- Getting through spam filters is getting harder than ever. Make sure your email passes filter tests before sending it. That is still no guarantee that it won’t get caught by some arcane algorithm having nothing to do with you. If you notice a lot of your emails bouncing, or simply disappearing when sent to particular ESPs (like gmail or yahoo), you may need to go through a process of whitelisting. If you want to go down this path, here is a guide to improving deliverability.
- Consumers expect emails to be relevant to them, rather than generic seasonal content. Example: A generic Father’s Day ad vs. a Father’s Day ad targeted to new fathers. Relevance means identifying as much information as possible about them at or just after signing up, so that you can direct them into a particular series of emails. Another example: Real estate agents would send a different series of emails to first time buyer leads, seller leads, and seasoned buyer leads. To get this information, consider asking in the welcome email what kind of content they’d like to get, so that they self-select an email series. Real estate newsletters should be customized to a local area to be more relevant. (For 7 simple ways to make pre-written real estate newsletters more relevant, see this post.)
- The context of the email must be relevant, too. Your first time buyer leads are more likely to open an email at the end of the month that says “3 Things to Do at the End of the Month to Improve Your Credit Score Dramatically.” Another: “About Your Upcoming Real Estate Purchase.”
- You can use .gifs in your emails to draw attention, but too much motion or jerky motion is distracting. Here is what one panelist considered to be a good example of using .gif:
- A top factor in open rates continues to be creative subject lines. It’s important to spend time on subject lines. Be sure the line states exactly what someone will find in the email, but then add a “sexiness” to it or a spin.
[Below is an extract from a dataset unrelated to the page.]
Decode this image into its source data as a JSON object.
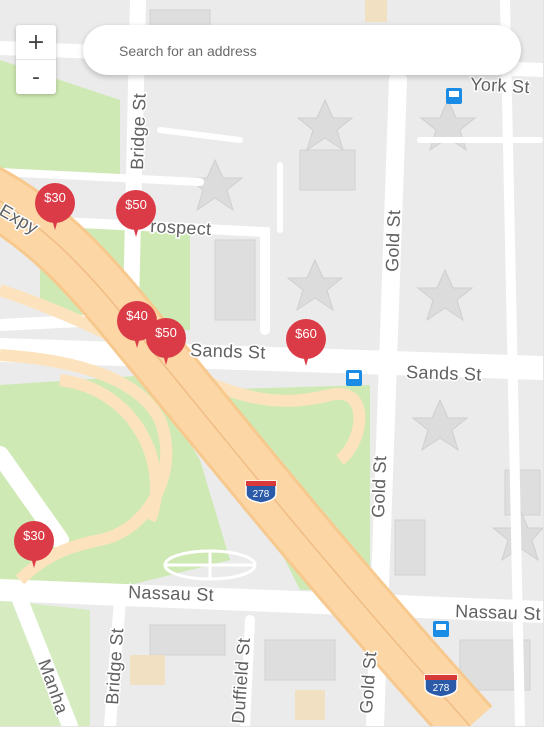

The title to this post could have been “15 Things to Know about Email Marketing,” but by spinning it into a challenge, “15 Things You Might Not Know…” I’ve made it just a bit more interesting.
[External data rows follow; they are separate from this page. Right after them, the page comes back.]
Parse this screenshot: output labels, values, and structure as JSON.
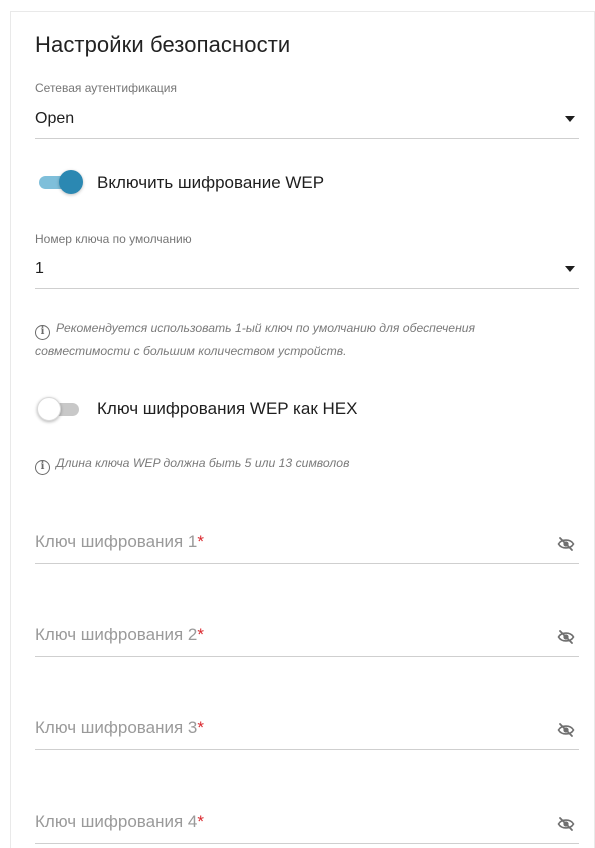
{
  "section": {
    "title": "Настройки безопасности"
  },
  "auth": {
    "label": "Сетевая аутентификация",
    "value": "Open"
  },
  "wep_toggle": {
    "label": "Включить шифрование WEP",
    "state": "on"
  },
  "default_key": {
    "label": "Номер ключа по умолчанию",
    "value": "1"
  },
  "hint1": {
    "line1": "Рекомендуется использовать 1-ый ключ по умолчанию для обеспечения",
    "line2": "совместимости с большим количеством устройств."
  },
  "hex_toggle": {
    "label": "Ключ шифрования WEP как HEX",
    "state": "off"
  },
  "hint2": {
    "text": "Длина ключа WEP должна быть 5 или 13 символов"
  },
  "info_icon_glyph": "i",
  "keys": [
    {
      "placeholder": "Ключ шифрования 1",
      "required_mark": "*"
    },
    {
      "placeholder": "Ключ шифрования 2",
      "required_mark": "*"
    },
    {
      "placeholder": "Ключ шифрования 3",
      "required_mark": "*"
    },
    {
      "placeholder": "Ключ шифрования 4",
      "required_mark": "*"
    }
  ],
  "colors": {
    "accent": "#2b88b2",
    "accent_track": "#7fbfda",
    "required": "#d9262c"
  }
}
- It’s also important to see exactly how your email looks in the most popular inboxes, so you can fix any problems before you hit send. A service that allows you to do that was recommended: Emailonacid.com
- The best time/day to send emails is based on your subscriber behaviors, not a generic “best time to send” metric from your email service provider. Think about your audience and when they’re likely to interested in your emails. Test different delivery times and days.
- Make a clear call-to-action in each email. It does not need to be a sales call. If you’re sending an eduction series, your call to action might be something they do. But don’t forget to invite them to contact you directly for more help.
- The appropriate word-count depends on the purpose of the email. Shorter emails (70-150 words) are preferred for marketing messages. Somewhat longer for blog posts (300 to 900 words). Posts can be somewhat longer for educational content (900 to 1,400 words). Newsletter length varies depending on the industry. Some industries prefer a single-page with no clicking required to read an article; other industries prefer a digest, where consumers click a summary link to read a full article that interests them.
Ultimately, all the panelists agreed that you need to test, test, test. The goal of email marketing is to gain eventual customers. Some of these tactics will work better when following up with online leads, others are practical for following up with your past clients and sphere of influence. Ideally you will have two systems for following up with each–your before group and your after group.